With schools allowing an in-person return for the fall semester, many students and teachers are faced with the foreign feeling of being in a classroom, once again. This year high school-aged students are eligible to receive a COVID-19 vaccine that has been Health Canada approved. As most of the eligible population of Ontarians are fully vaccinated, the outlook for this school year is different than the last.
As the fall semester progresses, more research is being conducted in order to examine the safety of COVID-19 vaccinations in young children.
The decision on Pfizer's COVID-19 vaccinations in children aged five to twelve is expected to be announced in the coming months. Protection in younger students will lead to safer school environments as the pandemic continues.
Ontario high school math and science teacher, Amy Campeau describes the COVID-19 situation in schools as continuously challenging. In order to keep the students and staff safe, the secondary school has implemented measures like mandatory masks, social distancing between desks, and reduced seating in the cafeteria. This is in addition to the provincial guidelines that schools must follow.
When it comes to students following the COVID-19 protocols Campeau says that “generally in my experience, students are good”. She goes on to say that “if someone's mask is down” she will just tell them to put their mask up “and they do.” Overall Campeau says that “it really depends who you ask.”
“The school currently has one active case of COVID-19” as of Sept. 28, 2021, states Campeau who teaches at Sinclair Secondary School in Whitby, Ont. Due to the mask mandate most of the students have either been returning home for lunch or eating outside in the courtyard, says Campeau.

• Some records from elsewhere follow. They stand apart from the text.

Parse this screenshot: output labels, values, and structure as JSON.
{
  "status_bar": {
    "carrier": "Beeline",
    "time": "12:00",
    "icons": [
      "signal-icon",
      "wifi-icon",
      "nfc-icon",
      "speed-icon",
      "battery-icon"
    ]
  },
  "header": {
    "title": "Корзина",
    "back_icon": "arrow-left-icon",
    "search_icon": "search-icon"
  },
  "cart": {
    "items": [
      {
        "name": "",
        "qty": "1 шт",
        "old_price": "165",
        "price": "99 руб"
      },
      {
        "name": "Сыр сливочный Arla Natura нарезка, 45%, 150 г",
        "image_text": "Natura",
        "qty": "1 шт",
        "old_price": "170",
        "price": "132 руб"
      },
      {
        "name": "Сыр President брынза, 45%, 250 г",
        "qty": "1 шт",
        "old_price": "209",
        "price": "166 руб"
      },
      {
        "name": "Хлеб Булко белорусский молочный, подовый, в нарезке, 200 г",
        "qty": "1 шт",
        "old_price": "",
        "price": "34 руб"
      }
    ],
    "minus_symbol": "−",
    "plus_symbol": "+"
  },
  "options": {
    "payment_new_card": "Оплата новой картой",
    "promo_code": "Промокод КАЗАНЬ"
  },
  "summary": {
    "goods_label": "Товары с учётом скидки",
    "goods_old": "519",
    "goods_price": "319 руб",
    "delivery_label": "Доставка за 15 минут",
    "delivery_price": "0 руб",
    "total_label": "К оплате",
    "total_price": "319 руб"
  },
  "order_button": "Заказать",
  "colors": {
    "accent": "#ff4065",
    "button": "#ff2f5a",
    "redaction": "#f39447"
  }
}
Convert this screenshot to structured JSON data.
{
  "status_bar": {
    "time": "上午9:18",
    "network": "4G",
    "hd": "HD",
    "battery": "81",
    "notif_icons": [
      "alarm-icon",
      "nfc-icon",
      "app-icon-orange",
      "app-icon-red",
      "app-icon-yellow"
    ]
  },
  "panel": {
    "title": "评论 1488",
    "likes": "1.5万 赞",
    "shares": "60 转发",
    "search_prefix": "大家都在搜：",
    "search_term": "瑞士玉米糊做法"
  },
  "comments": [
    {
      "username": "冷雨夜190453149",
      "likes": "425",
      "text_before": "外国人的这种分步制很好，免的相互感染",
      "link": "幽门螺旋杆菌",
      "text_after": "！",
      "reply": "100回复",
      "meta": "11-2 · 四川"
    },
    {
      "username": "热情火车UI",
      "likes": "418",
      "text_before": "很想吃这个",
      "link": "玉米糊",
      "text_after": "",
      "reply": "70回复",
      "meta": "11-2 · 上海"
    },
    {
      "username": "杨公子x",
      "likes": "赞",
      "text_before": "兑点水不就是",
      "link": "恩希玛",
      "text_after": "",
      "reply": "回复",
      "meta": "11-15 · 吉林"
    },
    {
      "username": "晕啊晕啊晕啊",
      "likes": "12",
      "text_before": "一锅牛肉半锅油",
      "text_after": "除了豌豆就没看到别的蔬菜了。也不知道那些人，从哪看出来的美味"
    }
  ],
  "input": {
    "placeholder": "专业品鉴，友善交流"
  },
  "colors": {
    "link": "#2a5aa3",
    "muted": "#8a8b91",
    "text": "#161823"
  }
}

Her concern is where students are going to eat once the winter months set in. “They’re encouraging students to go home for lunch, but not everyone lives close enough,” says Campeau.
Similarly, the COVID-19 pandemic has revealed many disparities. Campeau explains that during the previous school year while she was teaching virtually, she had to be creative to keep testing fair and preserve equality in the learning environment.
“Cheating was an issue,” says Campeau. When it came to testing, she described requesting that the students keep their Chromebooks with their video cameras behind them rather than in front of them. This is so that she could observe what they were seeing while they wrote their tests.
To do this, students needed to print off the test beforehand which creates other challenges because “not everyone has a printer,” she states.
Campeau, who has taught for over 25 years, plans to retire from her teaching career at the end of this academic year. She says she can only hope the rest of the year runs smoothly.
As COVID-19 cases continue to rise province-wide, current students worry about the repercussions that the growing numbers will have on their ability to receive an in-person education.
Anthony Maddaloni, a grade 12 student at ÉSC Renaissance, explains that there is no way for him to anticipate what will happen during his final year of high school. While there are no current COVID-19 cases in his school, he worries that this will change as fall gives way to winter.
Maddaloni says that students and teachers were faced with a similar situation during the previous fall semester; COVID-19 cases began to rise as winter approached, which led to the decision of sending students home to complete their schooling online.
“We’re only one month into the semester and students are already getting discouraged,” says Maddaloni. He explains that he is increasingly seeing students in the classrooms that are not respecting the safety measures established by his school.
“they’re acting like it’s not there anymore and teachers aren’t doing much to make them follow the rules,” says Maddaloni. He worries that the behavior of the students will have consequences for the people in his life beyond the confines of his school.
“The increase of COVD-19 cases in schools has not only had an effect on students, but their parents too,” says Sheila Botton, the mother of a 13-year-old boy attending a high school in Quebec, where the increase in COVID-19 cases is similar to Ontario.
While students are reaping the consequences of the pandemic in their classrooms, parents are losing sleep, worrying about the safety of their children.
“Even if it is helpful to receive these emails giving [regular] updates on the COVID-19 cases at my son's school, it is also very stressful,” explains Botton. She says the emails being sent to parents do not contain the age group the cases were found in, leading parents to try and find more information on their own.
When emailing parents about current cases, school boards must keep their students' personal information private. As a result, the only information that can be released is the number of active cases and what grade the students are in.
Parents have very limited options during these trying times and many do not have the luxury to keep their children at home. “Every time I get an email [about rising cases at school], my heart stops and I wonder if I should just take off work and stay home,” says Sheila.